● **TASK TO COMPLETE**
Output an exact reproduction of the data.

·····

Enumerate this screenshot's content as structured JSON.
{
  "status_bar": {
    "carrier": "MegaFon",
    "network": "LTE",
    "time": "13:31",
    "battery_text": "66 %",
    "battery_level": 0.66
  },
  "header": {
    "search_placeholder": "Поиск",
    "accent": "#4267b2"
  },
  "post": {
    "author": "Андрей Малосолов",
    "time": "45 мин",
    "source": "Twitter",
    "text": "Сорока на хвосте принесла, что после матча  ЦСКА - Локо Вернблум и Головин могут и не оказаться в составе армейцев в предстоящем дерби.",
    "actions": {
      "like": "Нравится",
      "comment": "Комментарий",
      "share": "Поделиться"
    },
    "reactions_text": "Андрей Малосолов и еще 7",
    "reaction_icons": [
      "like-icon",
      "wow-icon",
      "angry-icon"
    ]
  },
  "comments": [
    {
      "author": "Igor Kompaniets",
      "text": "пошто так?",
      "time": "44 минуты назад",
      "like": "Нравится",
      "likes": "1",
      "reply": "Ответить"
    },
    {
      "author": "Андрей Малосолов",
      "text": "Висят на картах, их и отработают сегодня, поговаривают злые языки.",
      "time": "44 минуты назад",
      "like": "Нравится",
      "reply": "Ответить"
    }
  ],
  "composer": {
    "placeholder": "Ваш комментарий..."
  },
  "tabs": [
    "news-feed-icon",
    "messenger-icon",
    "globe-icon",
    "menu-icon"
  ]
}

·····

● **ANSWER FOR THE TASK**
Enumerate this screenshot's content as structured JSON.
{
  "status_bar": {
    "carrier": "MegaFon",
    "network": "LTE",
    "time": "13:31",
    "battery_text": "66 %",
    "battery_level": 0.66
  },
  "header": {
    "search_placeholder": "Поиск",
    "accent": "#4267b2"
  },
  "post": {
    "author": "Андрей Малосолов",
    "time": "45 мин",
    "source": "Twitter",
    "text": "Сорока на хвосте принесла, что после матча  ЦСКА - Локо Вернблум и Головин могут и не оказаться в составе армейцев в предстоящем дерби.",
    "actions": {
      "like": "Нравится",
      "comment": "Комментарий",
      "share": "Поделиться"
    },
    "reactions_text": "Андрей Малосолов и еще 7",
    "reaction_icons": [
      "like-icon",
      "wow-icon",
      "angry-icon"
    ]
  },
  "comments": [
    {
      "author": "Igor Kompaniets",
      "text": "пошто так?",
      "time": "44 минуты назад",
      "like": "Нравится",
      "likes": "1",
      "reply": "Ответить"
    },
    {
      "author": "Андрей Малосолов",
      "text": "Висят на картах, их и отработают сегодня, поговаривают злые языки.",
      "time": "44 минуты назад",
      "like": "Нравится",
      "reply": "Ответить"
    }
  ],
  "composer": {
    "placeholder": "Ваш комментарий..."
  },
  "tabs": [
    "news-feed-icon",
    "messenger-icon",
    "globe-icon",
    "menu-icon"
  ]
}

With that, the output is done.